SOURCE DATA:
============

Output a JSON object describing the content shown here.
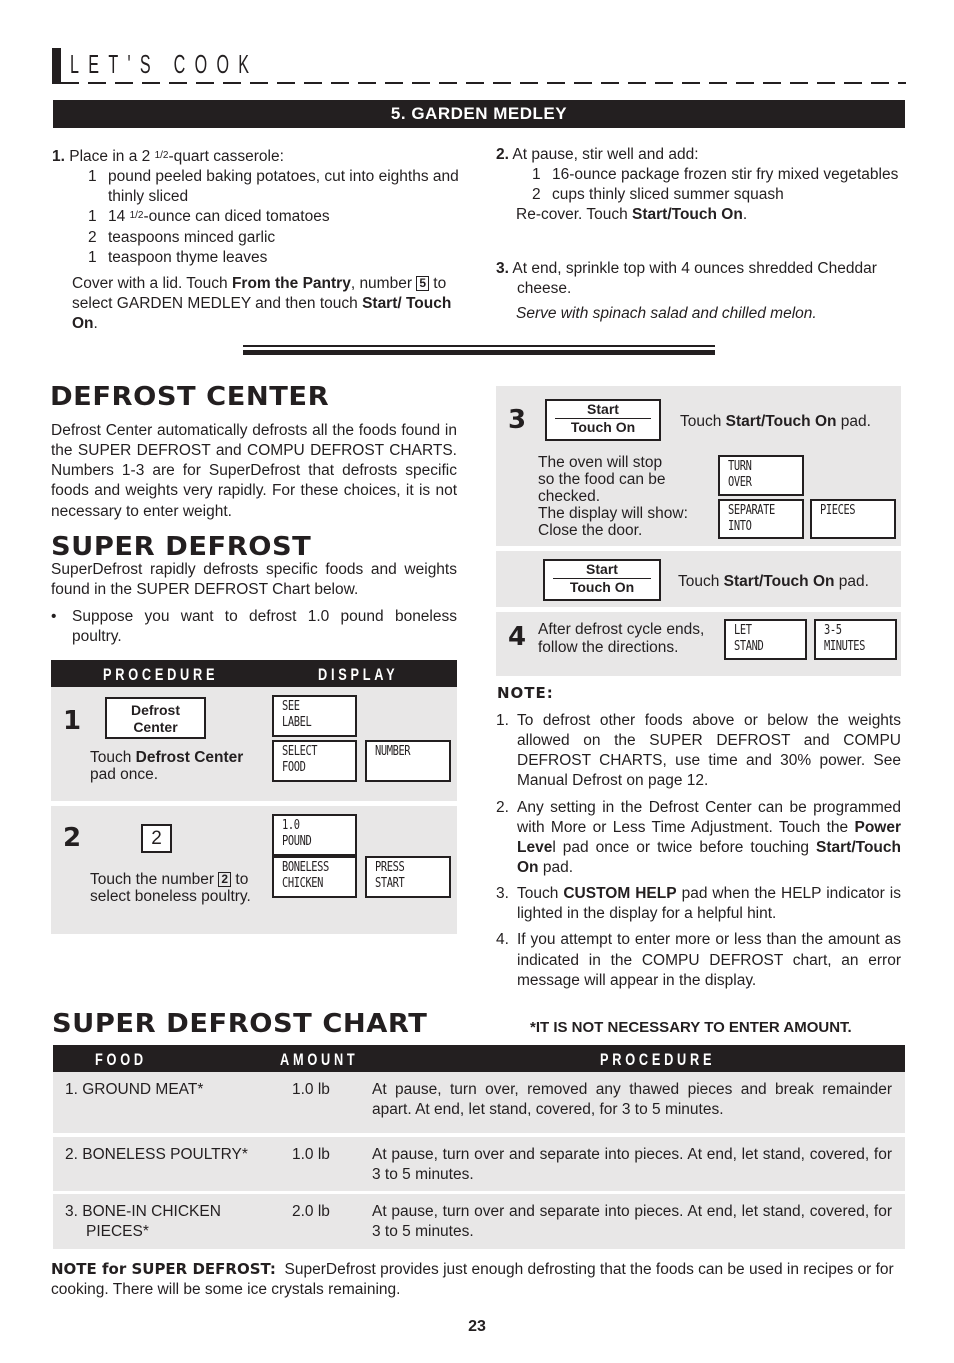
{
  "header": {
    "section_title": "LET'S COOK"
  },
  "recipe": {
    "title": "5. GARDEN MEDLEY",
    "step1": {
      "num": "1.",
      "intro_a": "Place in a 2 ",
      "intro_frac": "1/2",
      "intro_b": "-quart casserole:",
      "ingredients": [
        {
          "qty": "1",
          "text": "pound peeled baking potatoes, cut into eighths and thinly sliced"
        },
        {
          "qty": "1",
          "text_a": "14 ",
          "frac": "1/2",
          "text_b": "-ounce can diced tomatoes"
        },
        {
          "qty": "2",
          "text": "teaspoons minced garlic"
        },
        {
          "qty": "1",
          "text": "teaspoon thyme leaves"
        }
      ],
      "instr_a": "Cover with a lid. Touch ",
      "instr_bold1": "From the Pantry",
      "instr_b": ", number ",
      "instr_num": "5",
      "instr_c": " to select GARDEN MEDLEY and then touch ",
      "instr_bold2": "Start/ Touch On",
      "instr_d": "."
    },
    "step2": {
      "num": "2.",
      "intro": "At pause, stir well and add:",
      "ingredients": [
        {
          "qty": "1",
          "text": "16-ounce package frozen stir fry mixed vegetables"
        },
        {
          "qty": "2",
          "text": "cups thinly sliced summer squash"
        }
      ],
      "instr_a": "Re-cover. Touch ",
      "instr_bold": "Start/Touch On",
      "instr_b": "."
    },
    "step3": {
      "num": "3.",
      "text": "At end, sprinkle top with 4 ounces shredded Cheddar cheese.",
      "serve": "Serve with spinach salad and chilled melon."
    }
  },
  "defrost_center": {
    "title": "DEFROST CENTER",
    "body": "Defrost Center automatically defrosts all the foods found in the SUPER DEFROST and COMPU DEFROST CHARTS. Numbers 1-3 are for SuperDefrost that defrosts specific foods and weights very rapidly. For these choices, it is not necessary to enter weight."
  },
  "super_defrost": {
    "title": "SUPER DEFROST",
    "body": "SuperDefrost rapidly defrosts specific foods and weights found in the SUPER DEFROST Chart below.",
    "bullet": "Suppose you want to defrost 1.0 pound boneless poultry."
  },
  "procedure": {
    "col_procedure": "PROCEDURE",
    "col_display": "DISPLAY",
    "step1": {
      "num": "1",
      "key_line1": "Defrost",
      "key_line2": "Center",
      "text_a": "Touch ",
      "text_bold": "Defrost Center",
      "text_b": " pad once.",
      "displays": [
        [
          "SEE",
          "LABEL"
        ],
        [
          "SELECT",
          "FOOD"
        ],
        [
          "NUMBER",
          ""
        ]
      ]
    },
    "step2": {
      "num": "2",
      "key": "2",
      "text_a": "Touch the number ",
      "text_num": "2",
      "text_b": " to select boneless poultry.",
      "displays": [
        [
          "1.0",
          "POUND"
        ],
        [
          "BONELESS",
          "CHICKEN"
        ],
        [
          "PRESS",
          "START"
        ]
      ]
    },
    "step3": {
      "num": "3",
      "key_top": "Start",
      "key_bottom": "Touch On",
      "touch_a": "Touch ",
      "touch_bold": "Start/Touch On",
      "touch_b": " pad.",
      "desc": [
        "The oven will stop",
        "so the food can be",
        "checked.",
        "The display will show:",
        "Close the door."
      ],
      "displays": [
        [
          "TURN",
          "OVER"
        ],
        [
          "SEPARATE",
          "INTO"
        ],
        [
          "PIECES",
          ""
        ]
      ]
    },
    "step3b": {
      "key_top": "Start",
      "key_bottom": "Touch On",
      "touch_a": "Touch ",
      "touch_bold": "Start/Touch On",
      "touch_b": " pad."
    },
    "step4": {
      "num": "4",
      "text": [
        "After defrost cycle ends,",
        "follow the directions."
      ],
      "displays": [
        [
          "LET",
          "STAND"
        ],
        [
          "3-5",
          "MINUTES"
        ]
      ]
    }
  },
  "notes": {
    "title": "NOTE:",
    "items": [
      {
        "n": "1.",
        "text": "To defrost other foods above or below the weights allowed on the SUPER DEFROST and COMPU DEFROST CHARTS, use time and 30% power. See Manual Defrost on page 12."
      },
      {
        "n": "2.",
        "text_a": "Any setting in the Defrost Center can be programmed with More or Less Time Adjustment. Touch the ",
        "bold1": "Power Leve",
        "text_b": "l pad once or twice before touching ",
        "bold2": "Start/Touch On",
        "text_c": " pad."
      },
      {
        "n": "3.",
        "text_a": "Touch ",
        "bold1": "CUSTOM HELP",
        "text_b": " pad when the HELP indicator is lighted in the display for a helpful hint."
      },
      {
        "n": "4.",
        "text": "If you attempt to enter more or less than the amount as indicated in the COMPU DEFROST chart, an error message will appear in the display."
      }
    ]
  },
  "chart": {
    "title": "SUPER DEFROST CHART",
    "footnote": "*IT IS NOT NECESSARY TO ENTER AMOUNT.",
    "columns": [
      "FOOD",
      "AMOUNT",
      "PROCEDURE"
    ],
    "rows": [
      {
        "food": "1. GROUND MEAT*",
        "amount": "1.0 lb",
        "procedure": "At pause, turn over, removed any thawed pieces and break remainder apart. At end, let stand, covered, for 3 to 5 minutes."
      },
      {
        "food": "2. BONELESS POULTRY*",
        "amount": "1.0 lb",
        "procedure": "At pause, turn over and separate into pieces. At end, let stand, covered, for 3 to 5 minutes."
      },
      {
        "food": "3. BONE-IN CHICKEN PIECES*",
        "amount": "2.0 lb",
        "procedure": "At pause, turn over and separate into pieces. At end, let stand, covered, for 3 to 5 minutes."
      }
    ]
  },
  "footer": {
    "note_label": "NOTE for SUPER DEFROST:",
    "note_text": "SuperDefrost provides just enough defrosting that the foods can be used in recipes or for cooking. There will be some ice crystals remaining.",
    "page_number": "23"
  }
}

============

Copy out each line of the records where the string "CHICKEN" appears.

          "CHICKEN"
        "food": "3. BONE-IN CHICKEN PIECES*",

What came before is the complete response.